Directions for this task: Repeat the listing below exactly. Pictures do not belong in the copy.
══════════════════════════════
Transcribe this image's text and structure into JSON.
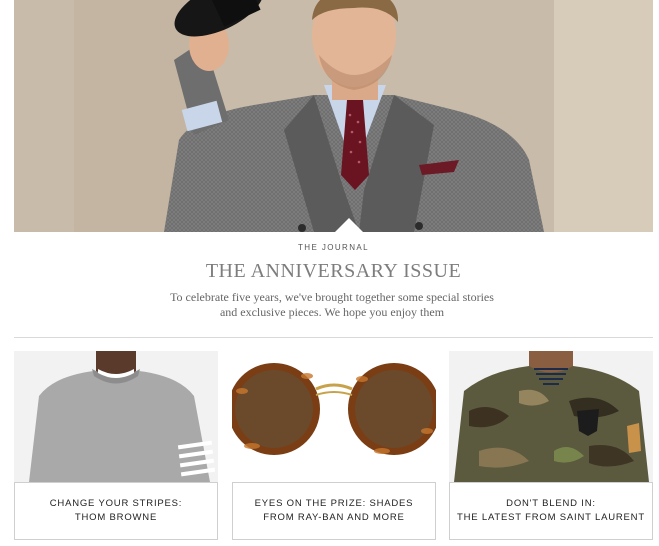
{
  "hero": {
    "image_icon": "model-in-grey-suit-tipping-hat-photo",
    "colors": {
      "suit": "#6f6f6f",
      "shirt": "#c9d6ea",
      "tie": "#6a1422",
      "background": "#c4b5a2"
    }
  },
  "journal": {
    "kicker": "THE JOURNAL",
    "title": "THE ANNIVERSARY ISSUE",
    "intro": "To celebrate five years, we've brought together some special stories and exclusive pieces. We hope you enjoy them"
  },
  "cards": [
    {
      "image_icon": "grey-sweatshirt-photo",
      "label": "CHANGE YOUR STRIPES:\nTHOM BROWNE"
    },
    {
      "image_icon": "tortoiseshell-sunglasses-photo",
      "label": "EYES ON THE PRIZE: SHADES\nFROM RAY-BAN AND MORE"
    },
    {
      "image_icon": "camouflage-jacket-photo",
      "label": "DON'T BLEND IN:\nTHE LATEST FROM SAINT LAURENT"
    }
  ]
}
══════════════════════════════
Solution for this problem:
Transcribe this image's text and structure into JSON.
{
  "hero": {
    "image_icon": "model-in-grey-suit-tipping-hat-photo",
    "colors": {
      "suit": "#6f6f6f",
      "shirt": "#c9d6ea",
      "tie": "#6a1422",
      "background": "#c4b5a2"
    }
  },
  "journal": {
    "kicker": "THE JOURNAL",
    "title": "THE ANNIVERSARY ISSUE",
    "intro": "To celebrate five years, we've brought together some special stories and exclusive pieces. We hope you enjoy them"
  },
  "cards": [
    {
      "image_icon": "grey-sweatshirt-photo",
      "label": "CHANGE YOUR STRIPES:\nTHOM BROWNE"
    },
    {
      "image_icon": "tortoiseshell-sunglasses-photo",
      "label": "EYES ON THE PRIZE: SHADES\nFROM RAY-BAN AND MORE"
    },
    {
      "image_icon": "camouflage-jacket-photo",
      "label": "DON'T BLEND IN:\nTHE LATEST FROM SAINT LAURENT"
    }
  ]
}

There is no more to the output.